* _Task brief_
Select, from the material below, each line with "name" in it.

*** Opening Source information ***

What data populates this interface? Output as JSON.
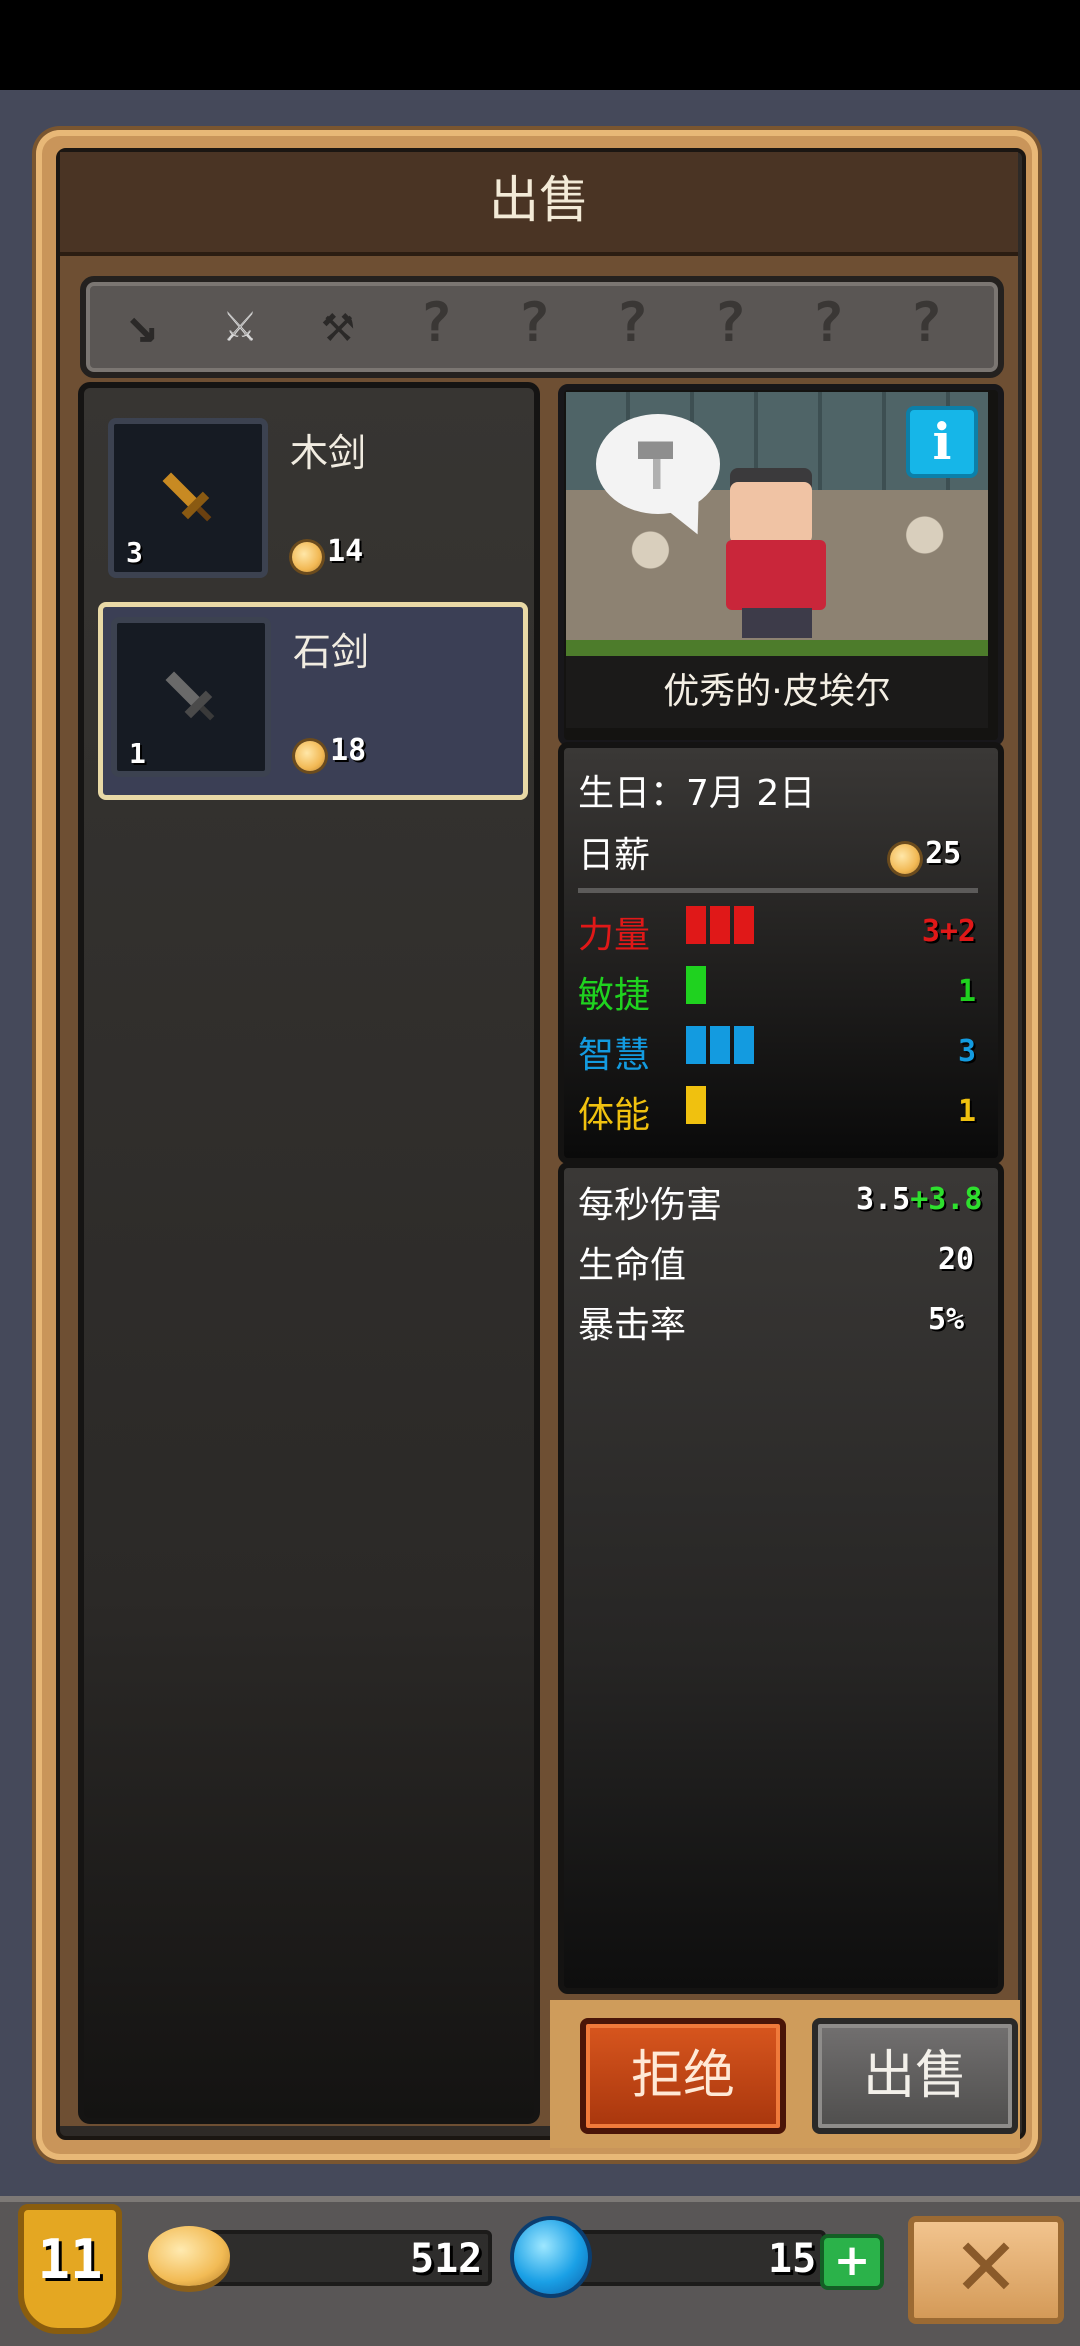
{
  "title": "出售",
  "filter_tabs": [
    {
      "icon": "dagger-icon",
      "glyph": "↘",
      "locked": false
    },
    {
      "icon": "sword-icon",
      "glyph": "⚔",
      "locked": false,
      "selected": true
    },
    {
      "icon": "axe-icon",
      "glyph": "⚒",
      "locked": false
    },
    {
      "icon": "locked-icon",
      "glyph": "?",
      "locked": true
    },
    {
      "icon": "locked-icon",
      "glyph": "?",
      "locked": true
    },
    {
      "icon": "locked-icon",
      "glyph": "?",
      "locked": true
    },
    {
      "icon": "locked-icon",
      "glyph": "?",
      "locked": true
    },
    {
      "icon": "locked-icon",
      "glyph": "?",
      "locked": true
    },
    {
      "icon": "locked-icon",
      "glyph": "?",
      "locked": true
    }
  ],
  "items": [
    {
      "name": "木剑",
      "count": "3",
      "price": "14",
      "icon": "wooden-sword-icon",
      "color": "#b8801e"
    },
    {
      "name": "石剑",
      "count": "1",
      "price": "18",
      "icon": "stone-sword-icon",
      "color": "#5a5a5a"
    }
  ],
  "customer": {
    "name": "优秀的·皮埃尔",
    "thought_icon": "hammer-icon",
    "birthday_label": "生日：",
    "birthday_value": "7月 2日",
    "salary_label": "日薪",
    "salary_value": "25"
  },
  "attributes": [
    {
      "label": "力量",
      "value": "3+2",
      "bars": 3,
      "color": "#e01818"
    },
    {
      "label": "敏捷",
      "value": "1",
      "bars": 1,
      "color": "#1fd21f"
    },
    {
      "label": "智慧",
      "value": "3",
      "bars": 3,
      "color": "#139be0"
    },
    {
      "label": "体能",
      "value": "1",
      "bars": 1,
      "color": "#f0c10f"
    }
  ],
  "combat": {
    "dps_label": "每秒伤害",
    "dps_base": "3.5",
    "dps_bonus": "+3.8",
    "hp_label": "生命值",
    "hp_value": "20",
    "crit_label": "暴击率",
    "crit_value": "5%"
  },
  "buttons": {
    "reject": "拒绝",
    "sell": "出售"
  },
  "footer": {
    "level": "11",
    "gold": "512",
    "gems": "15",
    "plus": "+",
    "close": "✕"
  }
}
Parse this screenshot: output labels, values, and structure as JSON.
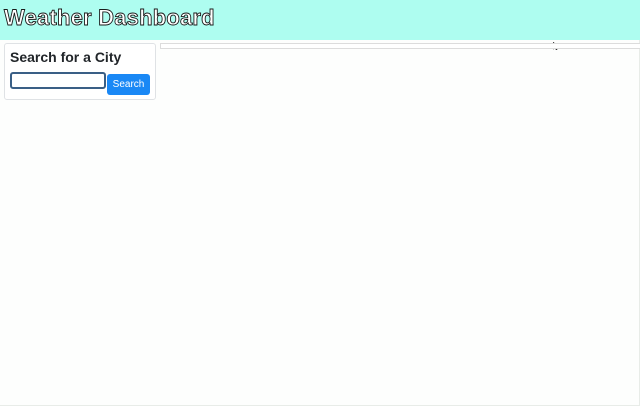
{
  "header": {
    "title": "Weather Dashboard",
    "background_color": "#aefdf0"
  },
  "search": {
    "heading": "Search for a City",
    "input_value": "",
    "input_placeholder": "",
    "button_label": "Search",
    "button_color": "#1a88f5"
  },
  "icons": {
    "cursor": "mouse-pointer-icon"
  }
}
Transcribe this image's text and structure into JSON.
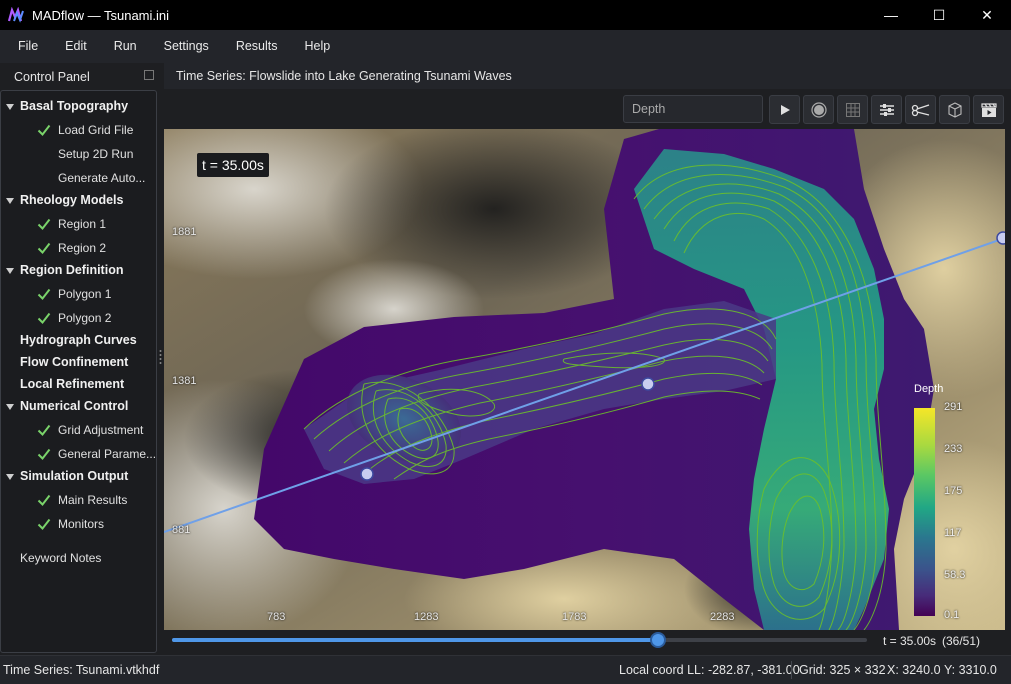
{
  "window": {
    "title": "MADflow — Tsunami.ini",
    "minimize": "—",
    "maximize": "☐",
    "close": "✕"
  },
  "menu": [
    "File",
    "Edit",
    "Run",
    "Settings",
    "Results",
    "Help"
  ],
  "panel": {
    "title": "Control Panel",
    "tree": [
      {
        "label": "Basal Topography",
        "bold": true,
        "expand": true
      },
      {
        "label": "Load Grid File",
        "check": true
      },
      {
        "label": "Setup 2D Run",
        "check": false
      },
      {
        "label": "Generate Auto...",
        "check": false
      },
      {
        "label": "Rheology Models",
        "bold": true,
        "expand": true
      },
      {
        "label": "Region 1",
        "check": true
      },
      {
        "label": "Region 2",
        "check": true
      },
      {
        "label": "Region Definition",
        "bold": true,
        "expand": true
      },
      {
        "label": "Polygon 1",
        "check": true
      },
      {
        "label": "Polygon 2",
        "check": true
      },
      {
        "label": "Hydrograph Curves",
        "bold": true,
        "expand": false
      },
      {
        "label": "Flow Confinement",
        "bold": true,
        "expand": false
      },
      {
        "label": "Local Refinement",
        "bold": true,
        "expand": false
      },
      {
        "label": "Numerical Control",
        "bold": true,
        "expand": true
      },
      {
        "label": "Grid Adjustment",
        "check": true
      },
      {
        "label": "General Parame...",
        "check": true
      },
      {
        "label": "Simulation Output",
        "bold": true,
        "expand": true
      },
      {
        "label": "Main Results",
        "check": true
      },
      {
        "label": "Monitors",
        "check": true
      },
      {
        "label": "Keyword Notes",
        "bold": false,
        "plain": true
      }
    ]
  },
  "view": {
    "title": "Time Series: Flowslide into Lake Generating Tsunami Waves",
    "field_selector": "Depth",
    "toolbar": [
      "play-icon",
      "record-icon",
      "grid-icon",
      "filter-icon",
      "profile-line-icon",
      "cube-icon",
      "clapper-icon"
    ]
  },
  "map": {
    "time_label": "t = 35.00s",
    "x_ticks": [
      "783",
      "1283",
      "1783",
      "2283"
    ],
    "y_ticks": [
      "1881",
      "1381",
      "881"
    ],
    "colorbar": {
      "title": "Depth",
      "ticks": [
        "291",
        "233",
        "175",
        "117",
        "58.3",
        "0.1"
      ],
      "colors": [
        "#f5e628",
        "#5cc863",
        "#21a785",
        "#2a788e",
        "#3b528b",
        "#440154"
      ]
    }
  },
  "playback": {
    "time": "t = 35.00s",
    "frame": "(36/51)",
    "current_frame": 36,
    "total_frames": 51
  },
  "status": {
    "file": "Time Series: Tsunami.vtkhdf",
    "local_coord": "Local coord LL: -282.87, -381.00",
    "grid": "Grid: 325 × 332",
    "x": "X: 3240.0",
    "y": "Y: 3310.0"
  }
}
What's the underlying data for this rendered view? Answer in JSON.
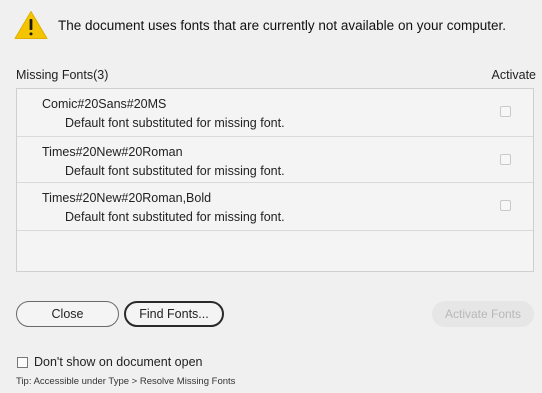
{
  "warning": {
    "icon": "warning-triangle-icon",
    "message": "The document uses fonts that are currently not available on your computer."
  },
  "list": {
    "header_title": "Missing Fonts(3)",
    "header_activate": "Activate",
    "items": [
      {
        "name": "Comic#20Sans#20MS",
        "description": "Default font substituted for missing font.",
        "activate_checked": false
      },
      {
        "name": "Times#20New#20Roman",
        "description": "Default font substituted for missing font.",
        "activate_checked": false
      },
      {
        "name": "Times#20New#20Roman,Bold",
        "description": "Default font substituted for missing font.",
        "activate_checked": false
      }
    ]
  },
  "buttons": {
    "close": "Close",
    "find_fonts": "Find Fonts...",
    "activate_fonts": "Activate Fonts",
    "activate_fonts_enabled": false
  },
  "footer": {
    "dont_show_label": "Don't show on document open",
    "dont_show_checked": false,
    "tip": "Tip: Accessible under Type > Resolve Missing Fonts"
  },
  "colors": {
    "warning_yellow": "#f5c400",
    "dialog_background": "#f0f0f0",
    "disabled_text": "#b8b8b8"
  }
}
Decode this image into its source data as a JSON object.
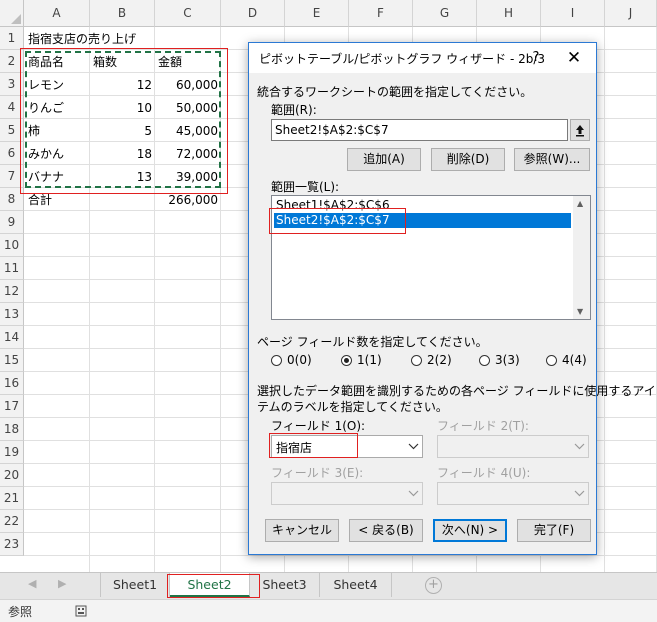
{
  "sheet": {
    "columns": [
      "A",
      "B",
      "C",
      "D",
      "E",
      "F",
      "G",
      "H",
      "I",
      "J"
    ],
    "rows": [
      "1",
      "2",
      "3",
      "4",
      "5",
      "6",
      "7",
      "8",
      "9",
      "10",
      "11",
      "12",
      "13",
      "14",
      "15",
      "16",
      "17",
      "18",
      "19",
      "20",
      "21",
      "22",
      "23"
    ],
    "title_cell": "指宿支店の売り上げ",
    "headers": [
      "商品名",
      "箱数",
      "金額"
    ],
    "data_rows": [
      {
        "name": "レモン",
        "qty": "12",
        "amount": "60,000"
      },
      {
        "name": "りんご",
        "qty": "10",
        "amount": "50,000"
      },
      {
        "name": "柿",
        "qty": "5",
        "amount": "45,000"
      },
      {
        "name": "みかん",
        "qty": "18",
        "amount": "72,000"
      },
      {
        "name": "バナナ",
        "qty": "13",
        "amount": "39,000"
      }
    ],
    "total_label": "合計",
    "total_value": "266,000"
  },
  "tabs": [
    "Sheet1",
    "Sheet2",
    "Sheet3",
    "Sheet4"
  ],
  "active_tab": "Sheet2",
  "status": {
    "mode": "参照"
  },
  "dialog": {
    "title": "ピボットテーブル/ピボットグラフ ウィザード - 2b/3",
    "help": "?",
    "close": "✕",
    "instruction1": "統合するワークシートの範囲を指定してください。",
    "range_label": "範囲(R):",
    "range_value": "Sheet2!$A$2:$C$7",
    "btn_add": "追加(A)",
    "btn_delete": "削除(D)",
    "btn_browse": "参照(W)...",
    "list_label": "範囲一覧(L):",
    "list_items": [
      "Sheet1!$A$2:$C$6",
      "Sheet2!$A$2:$C$7"
    ],
    "page_fields_label": "ページ フィールド数を指定してください。",
    "radios": [
      "0(0)",
      "1(1)",
      "2(2)",
      "3(3)",
      "4(4)"
    ],
    "selected_radio": "1(1)",
    "label_instruction_line1": "選択したデータ範囲を識別するための各ページ フィールドに使用するアイ",
    "label_instruction_line2": "テムのラベルを指定してください。",
    "field1_label": "フィールド 1(O):",
    "field1_value": "指宿店",
    "field2_label": "フィールド 2(T):",
    "field3_label": "フィールド 3(E):",
    "field4_label": "フィールド 4(U):",
    "btn_cancel": "キャンセル",
    "btn_back": "< 戻る(B)",
    "btn_next": "次へ(N) >",
    "btn_finish": "完了(F)"
  }
}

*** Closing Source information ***

* _Expected answer_
      "name": "木剑",
      "name": "石剑",
    "name": "优秀的·皮埃尔",
        "name": "Comic#20Sans#20MS",
        "name": "Times#20New#20Roman",
        "name": "Times#20New#20Roman,Bold",
        "name": "レモン",
        "name": "りんご",
        "name": "柿",
        "name": "みかん",
        "name": "バナナ",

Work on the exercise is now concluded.